Segment Start: Information provided

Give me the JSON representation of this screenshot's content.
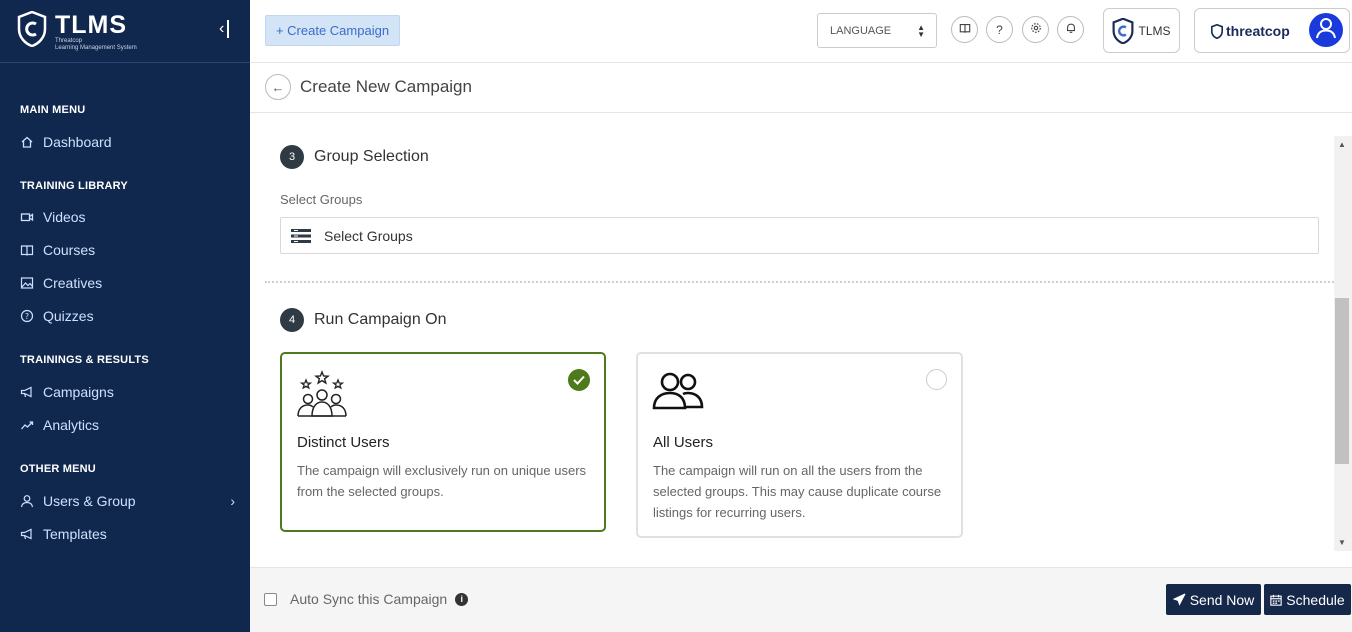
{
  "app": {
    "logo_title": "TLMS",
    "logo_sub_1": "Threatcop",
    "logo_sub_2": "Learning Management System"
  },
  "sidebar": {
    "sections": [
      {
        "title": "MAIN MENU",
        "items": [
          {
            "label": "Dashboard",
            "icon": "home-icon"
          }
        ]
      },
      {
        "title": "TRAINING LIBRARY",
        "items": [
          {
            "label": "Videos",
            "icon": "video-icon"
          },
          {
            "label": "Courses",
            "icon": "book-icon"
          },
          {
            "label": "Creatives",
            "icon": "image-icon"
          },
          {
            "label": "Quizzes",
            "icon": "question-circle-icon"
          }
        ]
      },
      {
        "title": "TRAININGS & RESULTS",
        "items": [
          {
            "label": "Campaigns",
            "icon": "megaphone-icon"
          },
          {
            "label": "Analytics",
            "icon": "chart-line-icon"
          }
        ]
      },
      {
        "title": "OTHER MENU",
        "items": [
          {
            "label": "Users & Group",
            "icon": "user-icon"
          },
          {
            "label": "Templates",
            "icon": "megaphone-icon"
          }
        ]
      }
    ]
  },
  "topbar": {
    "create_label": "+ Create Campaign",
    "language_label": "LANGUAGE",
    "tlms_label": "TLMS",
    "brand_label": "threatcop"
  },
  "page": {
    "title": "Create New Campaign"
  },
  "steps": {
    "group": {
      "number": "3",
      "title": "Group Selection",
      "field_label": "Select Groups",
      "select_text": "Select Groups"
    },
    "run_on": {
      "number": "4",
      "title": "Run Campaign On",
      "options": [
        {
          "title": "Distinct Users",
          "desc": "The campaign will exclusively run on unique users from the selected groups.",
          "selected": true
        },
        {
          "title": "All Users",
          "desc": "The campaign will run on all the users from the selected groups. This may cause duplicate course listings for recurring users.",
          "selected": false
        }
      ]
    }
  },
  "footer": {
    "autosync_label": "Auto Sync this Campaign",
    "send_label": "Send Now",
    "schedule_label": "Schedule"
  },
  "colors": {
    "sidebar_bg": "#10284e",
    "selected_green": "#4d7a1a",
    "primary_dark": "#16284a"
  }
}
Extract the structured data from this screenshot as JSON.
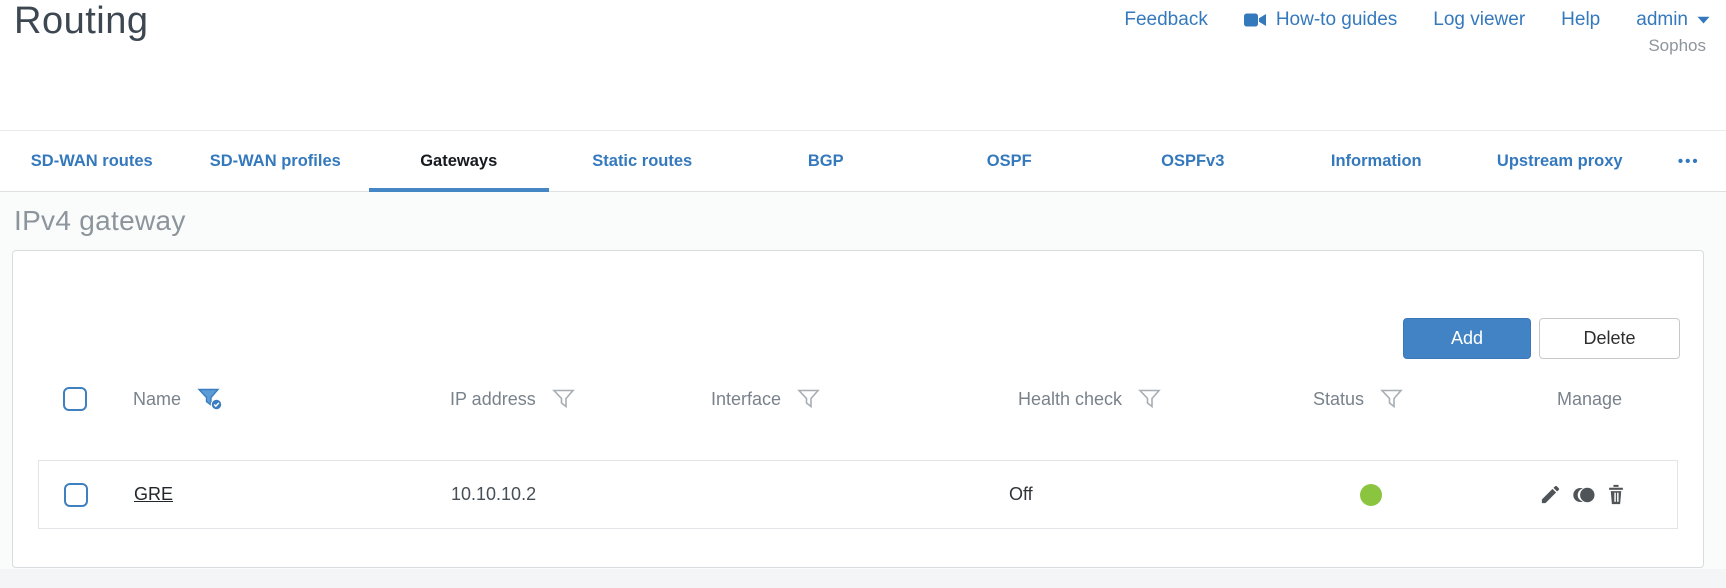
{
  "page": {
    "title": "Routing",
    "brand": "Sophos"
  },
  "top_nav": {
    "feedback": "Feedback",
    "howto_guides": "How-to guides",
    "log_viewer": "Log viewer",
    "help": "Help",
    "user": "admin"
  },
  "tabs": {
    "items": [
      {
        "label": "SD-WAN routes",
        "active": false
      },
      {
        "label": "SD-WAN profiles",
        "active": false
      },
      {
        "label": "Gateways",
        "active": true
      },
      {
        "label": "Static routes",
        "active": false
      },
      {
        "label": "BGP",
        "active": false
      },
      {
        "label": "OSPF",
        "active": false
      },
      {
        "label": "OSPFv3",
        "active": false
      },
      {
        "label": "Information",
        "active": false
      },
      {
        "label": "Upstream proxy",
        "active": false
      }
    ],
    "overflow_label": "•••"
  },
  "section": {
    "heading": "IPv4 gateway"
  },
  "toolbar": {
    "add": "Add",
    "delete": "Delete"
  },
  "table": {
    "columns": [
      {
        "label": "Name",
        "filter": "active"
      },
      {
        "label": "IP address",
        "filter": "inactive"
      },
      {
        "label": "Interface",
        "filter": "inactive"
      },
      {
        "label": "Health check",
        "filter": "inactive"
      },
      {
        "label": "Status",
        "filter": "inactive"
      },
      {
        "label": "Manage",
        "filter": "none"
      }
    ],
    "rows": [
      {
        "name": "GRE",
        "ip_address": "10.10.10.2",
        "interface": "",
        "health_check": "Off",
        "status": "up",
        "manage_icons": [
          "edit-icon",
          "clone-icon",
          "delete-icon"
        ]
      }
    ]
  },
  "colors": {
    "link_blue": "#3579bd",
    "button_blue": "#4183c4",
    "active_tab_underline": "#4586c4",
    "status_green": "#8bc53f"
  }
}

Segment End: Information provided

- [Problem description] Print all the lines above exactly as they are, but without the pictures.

- [Response]
Give me the JSON representation of this screenshot's content.
{
  "app": {
    "logo_title": "TLMS",
    "logo_sub_1": "Threatcop",
    "logo_sub_2": "Learning Management System"
  },
  "sidebar": {
    "sections": [
      {
        "title": "MAIN MENU",
        "items": [
          {
            "label": "Dashboard",
            "icon": "home-icon"
          }
        ]
      },
      {
        "title": "TRAINING LIBRARY",
        "items": [
          {
            "label": "Videos",
            "icon": "video-icon"
          },
          {
            "label": "Courses",
            "icon": "book-icon"
          },
          {
            "label": "Creatives",
            "icon": "image-icon"
          },
          {
            "label": "Quizzes",
            "icon": "question-circle-icon"
          }
        ]
      },
      {
        "title": "TRAININGS & RESULTS",
        "items": [
          {
            "label": "Campaigns",
            "icon": "megaphone-icon"
          },
          {
            "label": "Analytics",
            "icon": "chart-line-icon"
          }
        ]
      },
      {
        "title": "OTHER MENU",
        "items": [
          {
            "label": "Users & Group",
            "icon": "user-icon"
          },
          {
            "label": "Templates",
            "icon": "megaphone-icon"
          }
        ]
      }
    ]
  },
  "topbar": {
    "create_label": "+ Create Campaign",
    "language_label": "LANGUAGE",
    "tlms_label": "TLMS",
    "brand_label": "threatcop"
  },
  "page": {
    "title": "Create New Campaign"
  },
  "steps": {
    "group": {
      "number": "3",
      "title": "Group Selection",
      "field_label": "Select Groups",
      "select_text": "Select Groups"
    },
    "run_on": {
      "number": "4",
      "title": "Run Campaign On",
      "options": [
        {
          "title": "Distinct Users",
          "desc": "The campaign will exclusively run on unique users from the selected groups.",
          "selected": true
        },
        {
          "title": "All Users",
          "desc": "The campaign will run on all the users from the selected groups. This may cause duplicate course listings for recurring users.",
          "selected": false
        }
      ]
    }
  },
  "footer": {
    "autosync_label": "Auto Sync this Campaign",
    "send_label": "Send Now",
    "schedule_label": "Schedule"
  },
  "colors": {
    "sidebar_bg": "#10284e",
    "selected_green": "#4d7a1a",
    "primary_dark": "#16284a"
  }
}
Extract the structured data from this screenshot as JSON.
{
  "page": {
    "title": "Routing",
    "brand": "Sophos"
  },
  "top_nav": {
    "feedback": "Feedback",
    "howto_guides": "How-to guides",
    "log_viewer": "Log viewer",
    "help": "Help",
    "user": "admin"
  },
  "tabs": {
    "items": [
      {
        "label": "SD-WAN routes",
        "active": false
      },
      {
        "label": "SD-WAN profiles",
        "active": false
      },
      {
        "label": "Gateways",
        "active": true
      },
      {
        "label": "Static routes",
        "active": false
      },
      {
        "label": "BGP",
        "active": false
      },
      {
        "label": "OSPF",
        "active": false
      },
      {
        "label": "OSPFv3",
        "active": false
      },
      {
        "label": "Information",
        "active": false
      },
      {
        "label": "Upstream proxy",
        "active": false
      }
    ],
    "overflow_label": "•••"
  },
  "section": {
    "heading": "IPv4 gateway"
  },
  "toolbar": {
    "add": "Add",
    "delete": "Delete"
  },
  "table": {
    "columns": [
      {
        "label": "Name",
        "filter": "active"
      },
      {
        "label": "IP address",
        "filter": "inactive"
      },
      {
        "label": "Interface",
        "filter": "inactive"
      },
      {
        "label": "Health check",
        "filter": "inactive"
      },
      {
        "label": "Status",
        "filter": "inactive"
      },
      {
        "label": "Manage",
        "filter": "none"
      }
    ],
    "rows": [
      {
        "name": "GRE",
        "ip_address": "10.10.10.2",
        "interface": "",
        "health_check": "Off",
        "status": "up",
        "manage_icons": [
          "edit-icon",
          "clone-icon",
          "delete-icon"
        ]
      }
    ]
  },
  "colors": {
    "link_blue": "#3579bd",
    "button_blue": "#4183c4",
    "active_tab_underline": "#4586c4",
    "status_green": "#8bc53f"
  }
}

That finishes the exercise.